Book Review: Judging Edward Teller
By Sandy Amazeen Jan 2, 2011, 15:34 GMT
Foreword by Peter Lax, Recipient of the National Medal of Science and the Abel PrizeAfterword by Richard Garwin, Recipient of the National Medal of Science and the Enrico Fermi AwardMany people know Edward Teller as the "Father of the H-Bomb." His name tends to generate extreme views. To his supporters he was a hero of the Cold War. To his detractors he was evil personified. Between these extremes was the ...more
Anyone interested in learning more about Edward Teller, dubbed the Father of the H-Bomb and one of the most influential scientists of his time will enjoy this absorbing, thoroughly researched biography. Hungarian scientist and an acquaintance of Teller, Hargittai sifted through a vast collection of German, Hungarian and American archival materials in order to present an accurate, balanced picture of the man behind the myths.

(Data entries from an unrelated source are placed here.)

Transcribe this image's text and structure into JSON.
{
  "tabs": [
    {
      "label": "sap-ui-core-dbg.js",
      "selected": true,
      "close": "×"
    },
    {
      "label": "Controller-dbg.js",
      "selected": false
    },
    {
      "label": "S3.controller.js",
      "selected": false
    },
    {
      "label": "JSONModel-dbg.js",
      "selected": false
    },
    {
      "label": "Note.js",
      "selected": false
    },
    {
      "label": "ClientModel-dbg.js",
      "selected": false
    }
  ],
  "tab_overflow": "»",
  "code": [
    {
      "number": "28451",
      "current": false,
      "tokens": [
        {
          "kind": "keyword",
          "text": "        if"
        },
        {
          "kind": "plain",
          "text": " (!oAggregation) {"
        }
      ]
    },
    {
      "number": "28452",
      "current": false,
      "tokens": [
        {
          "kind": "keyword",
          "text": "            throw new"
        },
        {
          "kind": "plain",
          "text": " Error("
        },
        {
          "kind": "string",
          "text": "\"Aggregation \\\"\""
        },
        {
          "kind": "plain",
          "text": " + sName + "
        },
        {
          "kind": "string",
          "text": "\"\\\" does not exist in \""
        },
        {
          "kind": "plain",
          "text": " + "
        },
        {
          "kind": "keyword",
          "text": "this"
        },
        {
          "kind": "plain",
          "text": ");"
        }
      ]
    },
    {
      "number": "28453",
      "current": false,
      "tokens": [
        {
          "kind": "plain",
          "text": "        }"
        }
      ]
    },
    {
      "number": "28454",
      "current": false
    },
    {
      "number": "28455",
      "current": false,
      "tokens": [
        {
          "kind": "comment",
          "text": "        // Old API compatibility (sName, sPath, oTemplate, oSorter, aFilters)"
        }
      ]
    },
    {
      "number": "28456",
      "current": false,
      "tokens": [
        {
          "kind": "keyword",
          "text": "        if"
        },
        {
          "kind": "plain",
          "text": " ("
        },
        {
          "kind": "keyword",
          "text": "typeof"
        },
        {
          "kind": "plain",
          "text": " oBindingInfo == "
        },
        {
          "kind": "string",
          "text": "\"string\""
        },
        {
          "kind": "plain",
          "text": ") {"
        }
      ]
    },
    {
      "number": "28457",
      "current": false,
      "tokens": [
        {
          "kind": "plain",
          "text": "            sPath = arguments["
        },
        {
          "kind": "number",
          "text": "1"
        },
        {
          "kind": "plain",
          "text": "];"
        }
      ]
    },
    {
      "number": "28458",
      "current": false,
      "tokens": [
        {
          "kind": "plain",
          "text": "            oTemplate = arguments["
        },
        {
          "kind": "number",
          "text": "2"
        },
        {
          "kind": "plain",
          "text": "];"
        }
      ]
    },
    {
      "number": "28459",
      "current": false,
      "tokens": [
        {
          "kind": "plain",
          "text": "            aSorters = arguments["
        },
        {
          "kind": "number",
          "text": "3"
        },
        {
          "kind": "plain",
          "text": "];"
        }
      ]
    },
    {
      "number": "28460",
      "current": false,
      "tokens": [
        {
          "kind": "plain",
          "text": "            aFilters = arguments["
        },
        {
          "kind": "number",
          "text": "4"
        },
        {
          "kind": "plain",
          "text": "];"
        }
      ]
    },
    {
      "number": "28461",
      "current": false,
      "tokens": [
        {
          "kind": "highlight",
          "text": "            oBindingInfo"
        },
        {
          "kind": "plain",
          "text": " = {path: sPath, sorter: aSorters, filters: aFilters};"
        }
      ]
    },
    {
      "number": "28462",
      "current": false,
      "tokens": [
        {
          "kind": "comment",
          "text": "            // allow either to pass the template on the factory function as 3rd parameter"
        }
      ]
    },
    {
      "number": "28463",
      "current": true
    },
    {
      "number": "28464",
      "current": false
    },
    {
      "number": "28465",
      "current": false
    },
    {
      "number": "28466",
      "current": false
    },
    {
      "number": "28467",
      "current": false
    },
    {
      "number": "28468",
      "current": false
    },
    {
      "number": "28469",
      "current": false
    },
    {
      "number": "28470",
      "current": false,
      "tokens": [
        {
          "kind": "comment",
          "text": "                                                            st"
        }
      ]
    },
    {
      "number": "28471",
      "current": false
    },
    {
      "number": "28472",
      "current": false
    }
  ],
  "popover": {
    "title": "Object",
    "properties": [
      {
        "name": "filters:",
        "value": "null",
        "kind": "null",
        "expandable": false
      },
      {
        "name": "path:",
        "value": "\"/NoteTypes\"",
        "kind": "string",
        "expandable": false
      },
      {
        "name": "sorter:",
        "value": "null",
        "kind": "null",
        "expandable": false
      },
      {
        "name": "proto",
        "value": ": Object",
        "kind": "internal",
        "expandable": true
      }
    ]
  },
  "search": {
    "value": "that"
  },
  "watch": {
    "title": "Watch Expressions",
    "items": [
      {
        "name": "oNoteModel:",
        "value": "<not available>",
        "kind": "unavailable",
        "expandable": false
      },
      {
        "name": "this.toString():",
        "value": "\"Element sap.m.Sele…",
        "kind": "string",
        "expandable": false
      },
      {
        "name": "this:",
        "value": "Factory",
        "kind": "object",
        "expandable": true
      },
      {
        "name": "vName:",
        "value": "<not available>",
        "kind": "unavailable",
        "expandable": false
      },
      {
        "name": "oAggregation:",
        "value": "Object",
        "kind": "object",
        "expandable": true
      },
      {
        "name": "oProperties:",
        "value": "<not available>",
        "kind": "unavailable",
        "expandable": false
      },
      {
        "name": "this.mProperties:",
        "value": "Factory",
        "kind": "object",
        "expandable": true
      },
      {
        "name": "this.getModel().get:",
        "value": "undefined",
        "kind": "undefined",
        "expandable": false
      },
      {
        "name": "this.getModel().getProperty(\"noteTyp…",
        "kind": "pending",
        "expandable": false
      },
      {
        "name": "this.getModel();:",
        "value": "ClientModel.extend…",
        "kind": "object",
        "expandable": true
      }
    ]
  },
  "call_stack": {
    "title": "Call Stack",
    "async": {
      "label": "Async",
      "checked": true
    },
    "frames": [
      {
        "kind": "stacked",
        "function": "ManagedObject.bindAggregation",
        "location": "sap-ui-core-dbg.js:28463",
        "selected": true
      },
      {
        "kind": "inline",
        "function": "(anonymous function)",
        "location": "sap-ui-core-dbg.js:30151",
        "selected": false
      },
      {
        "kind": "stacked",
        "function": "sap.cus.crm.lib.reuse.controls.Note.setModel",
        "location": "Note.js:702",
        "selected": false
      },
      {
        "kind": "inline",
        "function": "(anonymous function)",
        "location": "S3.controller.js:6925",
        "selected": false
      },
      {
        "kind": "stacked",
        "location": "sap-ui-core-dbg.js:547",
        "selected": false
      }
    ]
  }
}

Vilified for testifying against Robert Oppenheimer, Teller was a complex man of strong beliefs.
Hargittai does an excellent job of avoiding playing the blame game, focusing instead on the facts as they were perceived during a very turbulent time in our nation’s history. From his birth in Hungary before moving to Germany and eventually finding something of a safe haven in the U.S., Hargittai explores those early years that helped shape Teller into the passionate man he became. Naturally, a great deal of time is given to Teller’s role in the development both the A and H bomb along with their impact upon the general population and scientific community. This is a well balanced, insightful biography sure to be enjoyed by those curious to learn more about one of the key figures involved with the birth of the atomic age.